#### What to produce
Using the records below, find every line that includes "description" and copy it.

#### Data provided

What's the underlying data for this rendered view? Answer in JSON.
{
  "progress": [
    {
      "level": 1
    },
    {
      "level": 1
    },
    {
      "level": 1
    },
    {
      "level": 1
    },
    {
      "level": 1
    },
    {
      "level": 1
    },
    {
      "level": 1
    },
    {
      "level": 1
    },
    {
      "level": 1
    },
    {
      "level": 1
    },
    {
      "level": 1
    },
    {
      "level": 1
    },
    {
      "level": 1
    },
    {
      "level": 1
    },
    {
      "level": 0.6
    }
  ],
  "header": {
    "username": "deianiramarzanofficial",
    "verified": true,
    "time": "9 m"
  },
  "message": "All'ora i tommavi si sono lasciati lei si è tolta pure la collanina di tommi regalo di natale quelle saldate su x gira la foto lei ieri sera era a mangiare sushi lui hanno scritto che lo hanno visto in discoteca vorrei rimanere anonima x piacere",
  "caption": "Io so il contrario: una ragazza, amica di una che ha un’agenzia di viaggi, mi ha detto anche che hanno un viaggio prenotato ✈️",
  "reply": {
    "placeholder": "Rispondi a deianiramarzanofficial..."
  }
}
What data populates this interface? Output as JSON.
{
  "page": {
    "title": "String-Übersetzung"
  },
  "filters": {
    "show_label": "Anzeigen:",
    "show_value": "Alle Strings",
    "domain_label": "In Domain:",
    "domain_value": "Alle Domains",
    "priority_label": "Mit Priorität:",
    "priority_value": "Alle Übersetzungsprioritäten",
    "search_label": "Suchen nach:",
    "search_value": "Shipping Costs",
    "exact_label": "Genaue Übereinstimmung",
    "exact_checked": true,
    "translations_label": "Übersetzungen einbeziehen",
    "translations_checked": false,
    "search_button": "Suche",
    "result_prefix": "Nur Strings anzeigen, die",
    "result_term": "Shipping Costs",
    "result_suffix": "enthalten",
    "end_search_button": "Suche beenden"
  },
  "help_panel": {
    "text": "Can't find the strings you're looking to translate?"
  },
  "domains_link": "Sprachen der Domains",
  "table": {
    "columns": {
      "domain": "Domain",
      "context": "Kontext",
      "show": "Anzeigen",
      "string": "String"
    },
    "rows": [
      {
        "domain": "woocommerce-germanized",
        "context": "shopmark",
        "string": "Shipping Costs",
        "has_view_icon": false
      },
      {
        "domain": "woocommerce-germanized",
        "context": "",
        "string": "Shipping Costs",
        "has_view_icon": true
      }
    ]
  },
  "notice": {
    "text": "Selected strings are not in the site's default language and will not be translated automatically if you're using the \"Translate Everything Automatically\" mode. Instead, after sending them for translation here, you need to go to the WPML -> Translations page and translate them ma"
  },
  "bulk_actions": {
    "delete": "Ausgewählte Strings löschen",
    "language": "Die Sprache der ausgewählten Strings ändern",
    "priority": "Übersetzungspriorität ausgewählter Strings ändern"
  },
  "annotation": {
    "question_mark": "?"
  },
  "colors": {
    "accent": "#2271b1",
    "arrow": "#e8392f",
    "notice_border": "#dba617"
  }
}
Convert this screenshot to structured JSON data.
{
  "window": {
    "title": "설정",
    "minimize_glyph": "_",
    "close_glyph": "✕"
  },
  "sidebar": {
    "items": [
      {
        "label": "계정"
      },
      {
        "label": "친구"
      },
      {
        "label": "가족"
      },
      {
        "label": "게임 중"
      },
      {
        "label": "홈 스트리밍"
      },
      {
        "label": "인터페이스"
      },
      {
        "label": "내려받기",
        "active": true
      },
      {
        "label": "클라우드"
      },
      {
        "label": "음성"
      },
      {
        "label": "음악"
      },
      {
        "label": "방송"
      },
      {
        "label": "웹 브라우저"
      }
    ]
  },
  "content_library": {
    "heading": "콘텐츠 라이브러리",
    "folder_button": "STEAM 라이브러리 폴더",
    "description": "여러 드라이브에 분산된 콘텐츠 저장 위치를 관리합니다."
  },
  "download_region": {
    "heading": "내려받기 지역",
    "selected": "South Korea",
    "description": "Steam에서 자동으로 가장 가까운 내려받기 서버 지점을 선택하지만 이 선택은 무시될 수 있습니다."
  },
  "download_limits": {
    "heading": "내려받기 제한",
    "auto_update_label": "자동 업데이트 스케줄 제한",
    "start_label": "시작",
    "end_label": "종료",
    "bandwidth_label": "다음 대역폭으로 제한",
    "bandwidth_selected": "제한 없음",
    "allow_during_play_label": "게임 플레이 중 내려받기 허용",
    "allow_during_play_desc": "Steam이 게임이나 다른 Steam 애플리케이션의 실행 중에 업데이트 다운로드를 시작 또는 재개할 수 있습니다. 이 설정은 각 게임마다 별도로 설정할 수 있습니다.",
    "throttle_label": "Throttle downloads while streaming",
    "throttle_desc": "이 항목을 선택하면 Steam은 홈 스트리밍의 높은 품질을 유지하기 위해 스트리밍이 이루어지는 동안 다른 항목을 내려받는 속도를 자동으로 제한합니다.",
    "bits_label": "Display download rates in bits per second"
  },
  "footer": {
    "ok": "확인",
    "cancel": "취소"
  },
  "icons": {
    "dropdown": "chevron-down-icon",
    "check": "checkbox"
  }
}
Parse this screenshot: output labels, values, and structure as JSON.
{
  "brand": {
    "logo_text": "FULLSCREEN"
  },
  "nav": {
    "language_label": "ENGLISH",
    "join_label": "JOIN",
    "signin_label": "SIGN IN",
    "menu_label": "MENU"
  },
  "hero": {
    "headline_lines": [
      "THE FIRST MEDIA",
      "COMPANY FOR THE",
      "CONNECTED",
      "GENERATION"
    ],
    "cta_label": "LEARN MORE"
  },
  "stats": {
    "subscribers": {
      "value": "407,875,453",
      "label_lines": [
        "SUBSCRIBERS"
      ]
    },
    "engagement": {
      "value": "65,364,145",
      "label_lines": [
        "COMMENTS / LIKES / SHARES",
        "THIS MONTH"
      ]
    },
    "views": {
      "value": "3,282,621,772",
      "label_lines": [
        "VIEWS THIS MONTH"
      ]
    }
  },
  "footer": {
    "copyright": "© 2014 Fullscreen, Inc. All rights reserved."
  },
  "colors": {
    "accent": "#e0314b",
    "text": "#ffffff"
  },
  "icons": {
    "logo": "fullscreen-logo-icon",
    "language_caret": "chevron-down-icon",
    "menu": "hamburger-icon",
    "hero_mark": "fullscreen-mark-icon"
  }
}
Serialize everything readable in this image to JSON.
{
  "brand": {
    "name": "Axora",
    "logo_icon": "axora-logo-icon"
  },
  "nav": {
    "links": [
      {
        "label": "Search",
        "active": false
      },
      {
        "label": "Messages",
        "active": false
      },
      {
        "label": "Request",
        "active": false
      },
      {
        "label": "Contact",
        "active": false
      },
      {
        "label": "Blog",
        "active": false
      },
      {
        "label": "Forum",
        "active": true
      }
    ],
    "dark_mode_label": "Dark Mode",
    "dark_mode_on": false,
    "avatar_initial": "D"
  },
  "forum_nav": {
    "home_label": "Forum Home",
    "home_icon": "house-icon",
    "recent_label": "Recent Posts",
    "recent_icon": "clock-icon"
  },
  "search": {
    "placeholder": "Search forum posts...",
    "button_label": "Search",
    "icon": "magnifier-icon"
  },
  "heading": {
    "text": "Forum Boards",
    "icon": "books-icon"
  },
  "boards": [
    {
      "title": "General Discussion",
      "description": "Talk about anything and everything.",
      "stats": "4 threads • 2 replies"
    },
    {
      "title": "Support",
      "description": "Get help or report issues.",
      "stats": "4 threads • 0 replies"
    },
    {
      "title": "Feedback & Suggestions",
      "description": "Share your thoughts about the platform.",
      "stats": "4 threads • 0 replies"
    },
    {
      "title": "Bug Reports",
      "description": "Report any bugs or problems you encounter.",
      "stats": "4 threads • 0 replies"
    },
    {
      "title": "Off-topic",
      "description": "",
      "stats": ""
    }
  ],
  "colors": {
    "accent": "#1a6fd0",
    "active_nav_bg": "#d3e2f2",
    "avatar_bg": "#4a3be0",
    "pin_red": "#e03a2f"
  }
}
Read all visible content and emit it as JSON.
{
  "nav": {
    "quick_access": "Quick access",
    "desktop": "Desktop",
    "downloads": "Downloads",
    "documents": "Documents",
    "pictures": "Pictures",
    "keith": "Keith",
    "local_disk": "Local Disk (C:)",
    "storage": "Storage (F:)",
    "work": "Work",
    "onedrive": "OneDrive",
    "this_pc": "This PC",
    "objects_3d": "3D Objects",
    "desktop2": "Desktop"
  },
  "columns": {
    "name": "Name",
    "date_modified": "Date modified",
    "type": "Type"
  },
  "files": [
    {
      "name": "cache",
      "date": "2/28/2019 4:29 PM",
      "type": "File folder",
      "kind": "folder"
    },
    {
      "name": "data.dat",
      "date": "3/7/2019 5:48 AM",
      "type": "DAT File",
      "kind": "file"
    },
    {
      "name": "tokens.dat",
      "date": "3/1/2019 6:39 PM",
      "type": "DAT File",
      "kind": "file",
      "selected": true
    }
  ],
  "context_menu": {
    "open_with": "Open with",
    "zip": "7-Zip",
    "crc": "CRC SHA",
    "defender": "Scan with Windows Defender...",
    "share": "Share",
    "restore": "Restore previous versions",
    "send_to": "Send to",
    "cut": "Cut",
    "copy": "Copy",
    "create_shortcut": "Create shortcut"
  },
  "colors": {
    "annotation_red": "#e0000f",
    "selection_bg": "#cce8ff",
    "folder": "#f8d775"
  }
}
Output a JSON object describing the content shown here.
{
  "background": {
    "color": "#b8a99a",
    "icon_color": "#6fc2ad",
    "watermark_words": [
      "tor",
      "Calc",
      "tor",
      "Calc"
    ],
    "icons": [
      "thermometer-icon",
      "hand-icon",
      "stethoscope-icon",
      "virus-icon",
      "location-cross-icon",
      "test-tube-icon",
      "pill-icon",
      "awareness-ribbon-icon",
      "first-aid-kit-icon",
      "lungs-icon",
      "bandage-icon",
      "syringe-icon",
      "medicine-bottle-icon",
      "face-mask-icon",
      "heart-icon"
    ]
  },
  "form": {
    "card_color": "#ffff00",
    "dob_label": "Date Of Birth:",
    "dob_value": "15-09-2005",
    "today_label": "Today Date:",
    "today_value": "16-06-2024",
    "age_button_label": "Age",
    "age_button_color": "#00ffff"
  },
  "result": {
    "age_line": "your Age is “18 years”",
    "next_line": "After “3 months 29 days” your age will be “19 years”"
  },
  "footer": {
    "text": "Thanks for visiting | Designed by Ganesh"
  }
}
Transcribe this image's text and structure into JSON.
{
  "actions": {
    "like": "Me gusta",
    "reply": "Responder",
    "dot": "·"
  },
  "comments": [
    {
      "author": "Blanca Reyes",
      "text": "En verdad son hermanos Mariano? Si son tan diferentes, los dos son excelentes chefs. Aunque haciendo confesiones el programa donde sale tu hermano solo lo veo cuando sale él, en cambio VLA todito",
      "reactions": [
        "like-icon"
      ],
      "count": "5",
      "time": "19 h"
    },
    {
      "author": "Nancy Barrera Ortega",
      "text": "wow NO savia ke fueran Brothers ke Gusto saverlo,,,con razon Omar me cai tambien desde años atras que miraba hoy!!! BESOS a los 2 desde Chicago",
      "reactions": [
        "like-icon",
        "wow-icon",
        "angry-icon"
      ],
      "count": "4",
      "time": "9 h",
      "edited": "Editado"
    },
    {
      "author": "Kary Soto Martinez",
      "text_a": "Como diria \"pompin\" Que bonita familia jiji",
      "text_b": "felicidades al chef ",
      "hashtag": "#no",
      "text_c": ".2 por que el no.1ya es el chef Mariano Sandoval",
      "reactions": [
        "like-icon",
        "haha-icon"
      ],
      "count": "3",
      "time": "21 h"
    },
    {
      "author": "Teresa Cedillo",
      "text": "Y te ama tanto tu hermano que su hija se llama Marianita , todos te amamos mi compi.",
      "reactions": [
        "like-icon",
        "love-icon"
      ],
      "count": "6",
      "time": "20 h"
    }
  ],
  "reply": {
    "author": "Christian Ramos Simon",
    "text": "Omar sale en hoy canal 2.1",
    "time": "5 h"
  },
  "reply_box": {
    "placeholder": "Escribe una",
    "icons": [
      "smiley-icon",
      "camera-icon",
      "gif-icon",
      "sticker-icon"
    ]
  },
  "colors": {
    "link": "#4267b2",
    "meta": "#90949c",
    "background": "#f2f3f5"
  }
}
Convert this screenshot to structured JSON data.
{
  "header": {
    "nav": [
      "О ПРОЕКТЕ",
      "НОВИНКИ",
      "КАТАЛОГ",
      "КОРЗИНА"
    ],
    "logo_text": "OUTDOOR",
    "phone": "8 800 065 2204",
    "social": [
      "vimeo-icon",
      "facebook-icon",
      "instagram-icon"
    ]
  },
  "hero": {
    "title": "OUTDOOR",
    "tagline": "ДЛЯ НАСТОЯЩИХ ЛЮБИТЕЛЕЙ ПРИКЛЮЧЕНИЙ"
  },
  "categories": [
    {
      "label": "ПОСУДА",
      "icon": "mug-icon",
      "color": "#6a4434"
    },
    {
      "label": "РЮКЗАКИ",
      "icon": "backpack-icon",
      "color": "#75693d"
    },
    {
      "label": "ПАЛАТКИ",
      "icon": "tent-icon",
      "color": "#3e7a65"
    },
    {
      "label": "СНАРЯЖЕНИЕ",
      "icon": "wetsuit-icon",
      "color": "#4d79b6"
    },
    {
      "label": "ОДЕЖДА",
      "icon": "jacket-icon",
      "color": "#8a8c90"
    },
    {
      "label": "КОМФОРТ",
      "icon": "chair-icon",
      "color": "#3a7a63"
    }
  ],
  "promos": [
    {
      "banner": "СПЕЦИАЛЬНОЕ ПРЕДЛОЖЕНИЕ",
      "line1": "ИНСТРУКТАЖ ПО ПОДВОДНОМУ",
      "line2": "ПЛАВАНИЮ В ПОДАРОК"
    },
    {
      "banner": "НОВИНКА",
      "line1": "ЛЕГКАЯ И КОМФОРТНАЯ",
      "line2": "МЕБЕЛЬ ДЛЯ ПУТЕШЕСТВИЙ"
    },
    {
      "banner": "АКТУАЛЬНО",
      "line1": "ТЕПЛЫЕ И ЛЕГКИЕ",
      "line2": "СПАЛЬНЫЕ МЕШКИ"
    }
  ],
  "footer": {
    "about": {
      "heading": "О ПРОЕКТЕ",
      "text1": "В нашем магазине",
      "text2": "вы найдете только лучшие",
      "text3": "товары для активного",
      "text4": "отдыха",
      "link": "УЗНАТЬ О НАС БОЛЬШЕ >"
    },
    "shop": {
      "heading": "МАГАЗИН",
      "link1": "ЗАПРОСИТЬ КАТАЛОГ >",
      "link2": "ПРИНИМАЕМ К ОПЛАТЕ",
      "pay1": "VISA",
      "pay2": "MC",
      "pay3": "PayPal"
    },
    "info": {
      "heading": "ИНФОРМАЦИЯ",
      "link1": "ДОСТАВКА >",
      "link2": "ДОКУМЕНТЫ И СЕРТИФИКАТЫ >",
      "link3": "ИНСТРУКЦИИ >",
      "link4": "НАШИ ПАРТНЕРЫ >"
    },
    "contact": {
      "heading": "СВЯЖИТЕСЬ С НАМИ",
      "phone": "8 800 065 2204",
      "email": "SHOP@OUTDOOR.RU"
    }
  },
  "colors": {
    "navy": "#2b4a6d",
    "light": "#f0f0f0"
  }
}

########

#### Answer
    "description": "여러 드라이브에 분산된 콘텐츠 저장 위치를 관리합니다."
    "description": "Steam에서 자동으로 가장 가까운 내려받기 서버 지점을 선택하지만 이 선택은 무시될 수 있습니다."
      "description": "Talk about anything and everything.",
      "description": "Get help or report issues.",
      "description": "Share your thoughts about the platform.",
      "description": "Report any bugs or problems you encounter.",
      "description": "",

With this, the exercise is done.